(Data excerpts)
Content starts

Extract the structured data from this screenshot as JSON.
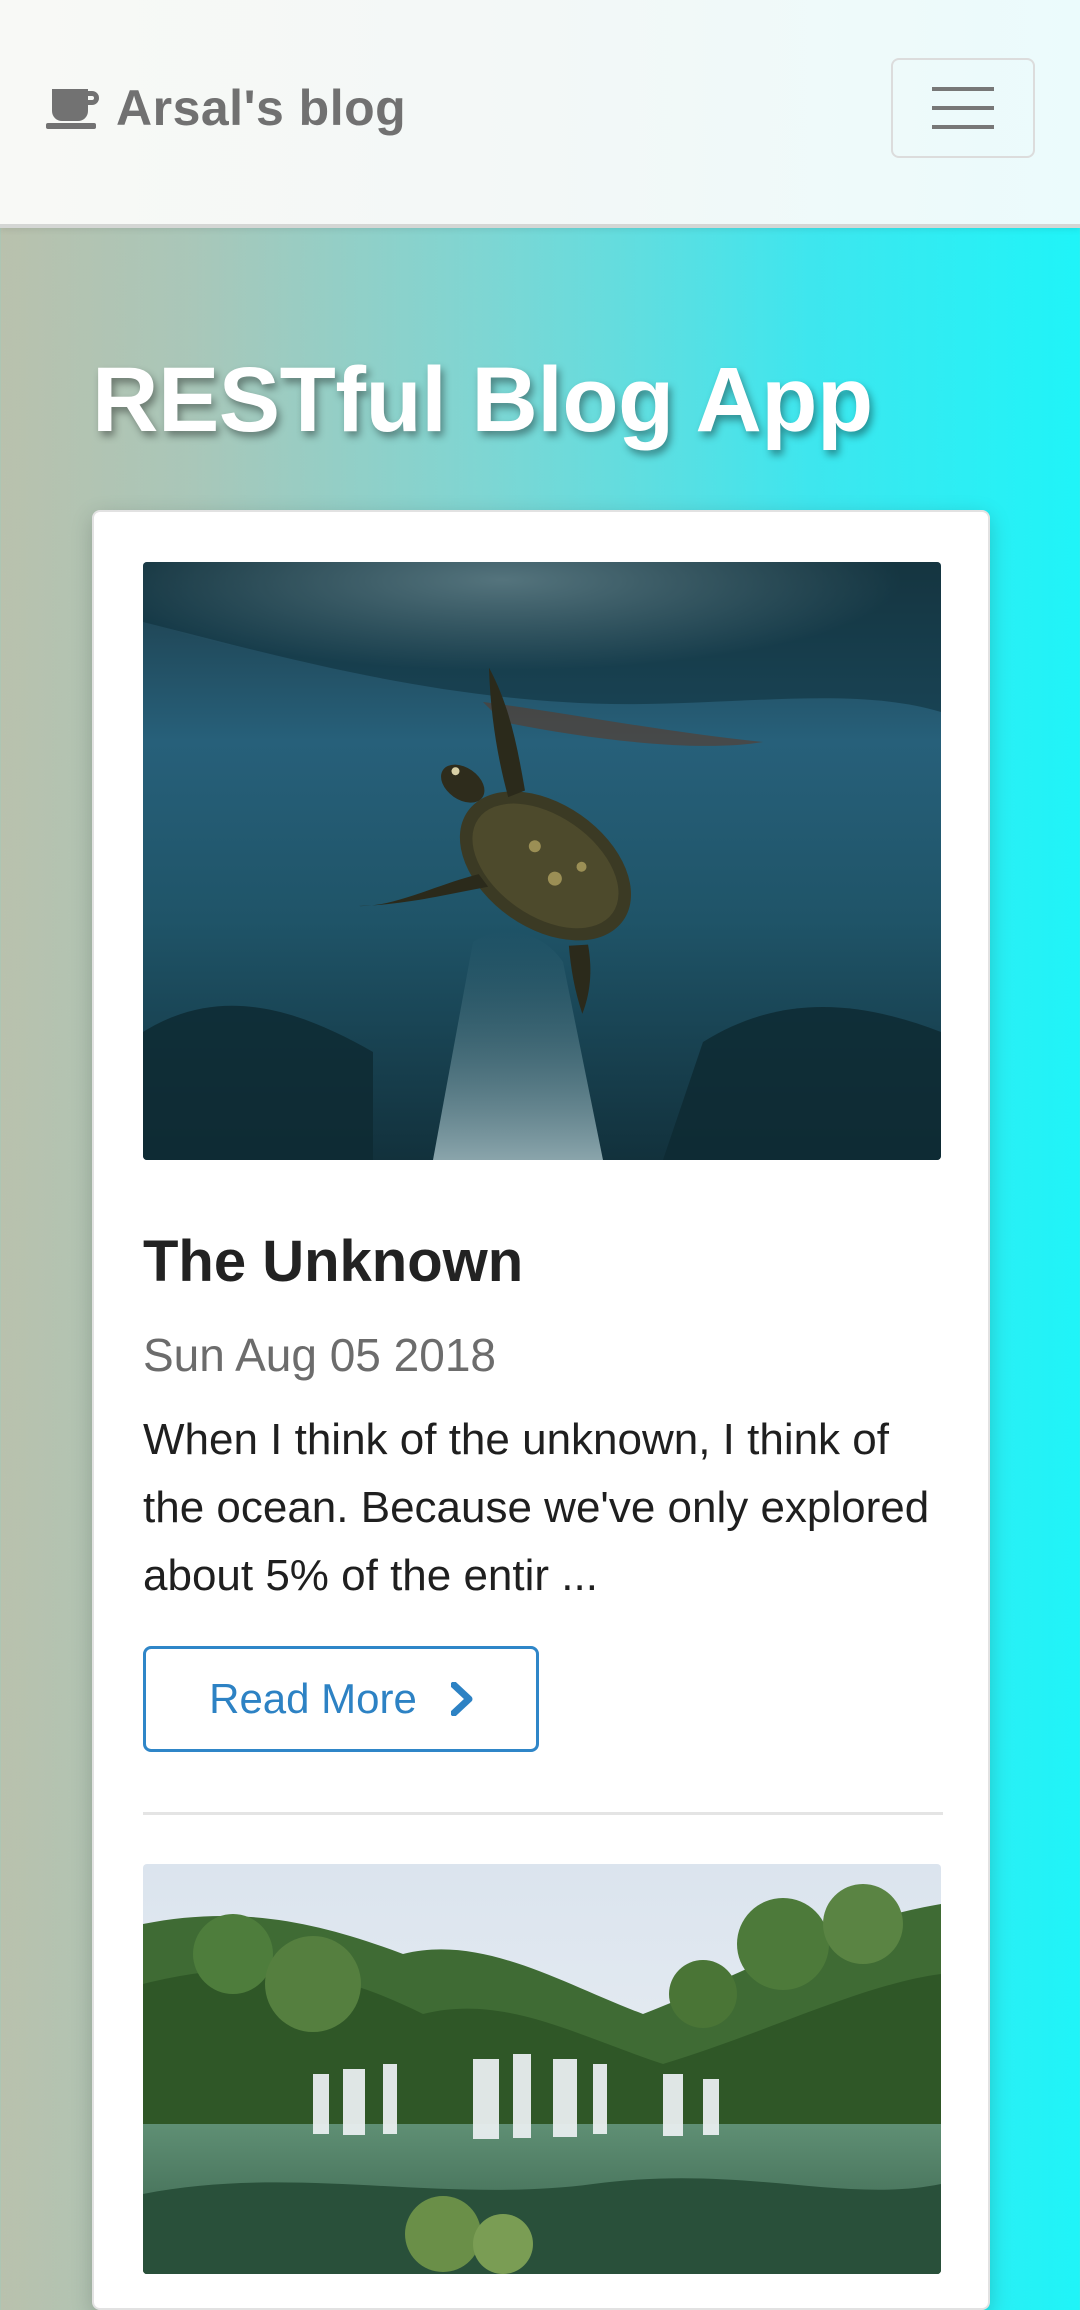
{
  "navbar": {
    "brand_icon": "coffee-cup-icon",
    "brand_label": "Arsal's blog",
    "menu_icon": "hamburger-menu-icon"
  },
  "page": {
    "title": "RESTful Blog App"
  },
  "posts": [
    {
      "image_desc": "sea-turtle-underwater-photo",
      "title": "The Unknown",
      "date": "Sun Aug 05 2018",
      "excerpt": "When I think of the unknown, I think of the ocean. Because we've only explored about 5% of the entir ...",
      "read_more_label": "Read More",
      "read_more_icon": "chevron-right-icon"
    },
    {
      "image_desc": "waterfall-forest-photo"
    }
  ],
  "colors": {
    "accent": "#2f86c8",
    "brand_text": "#717171",
    "title_text": "#ffffff"
  }
}
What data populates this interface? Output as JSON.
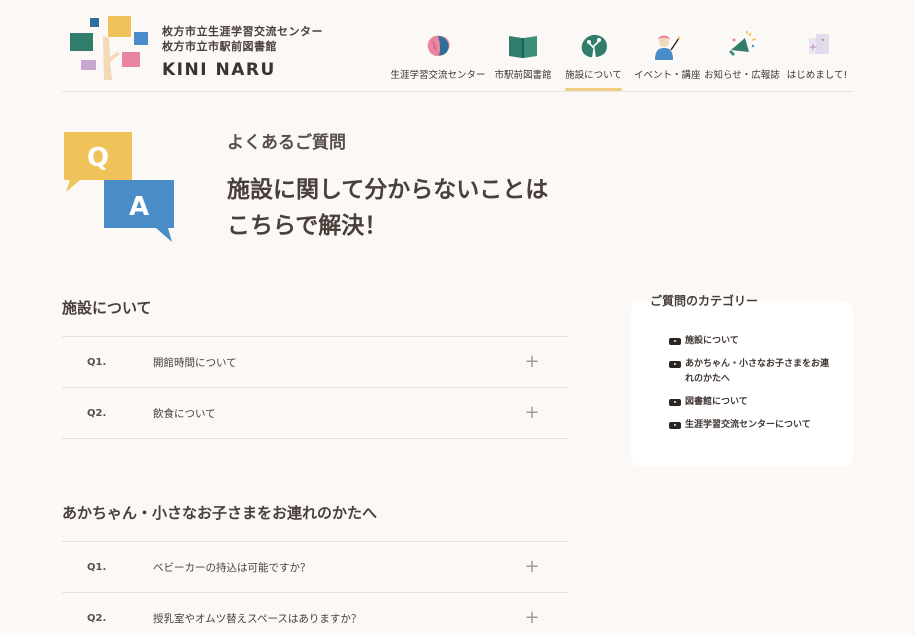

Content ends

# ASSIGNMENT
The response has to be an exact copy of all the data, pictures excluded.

# TASK ANSWER
Extract the structured data from this screenshot as JSON.
{
  "navbar": {
    "brand_icon": "coffee-cup-icon",
    "brand_label": "Arsal's blog",
    "menu_icon": "hamburger-menu-icon"
  },
  "page": {
    "title": "RESTful Blog App"
  },
  "posts": [
    {
      "image_desc": "sea-turtle-underwater-photo",
      "title": "The Unknown",
      "date": "Sun Aug 05 2018",
      "excerpt": "When I think of the unknown, I think of the ocean. Because we've only explored about 5% of the entir ...",
      "read_more_label": "Read More",
      "read_more_icon": "chevron-right-icon"
    },
    {
      "image_desc": "waterfall-forest-photo"
    }
  ],
  "colors": {
    "accent": "#2f86c8",
    "brand_text": "#717171",
    "title_text": "#ffffff"
  }
}
What data populates this interface? Output as JSON.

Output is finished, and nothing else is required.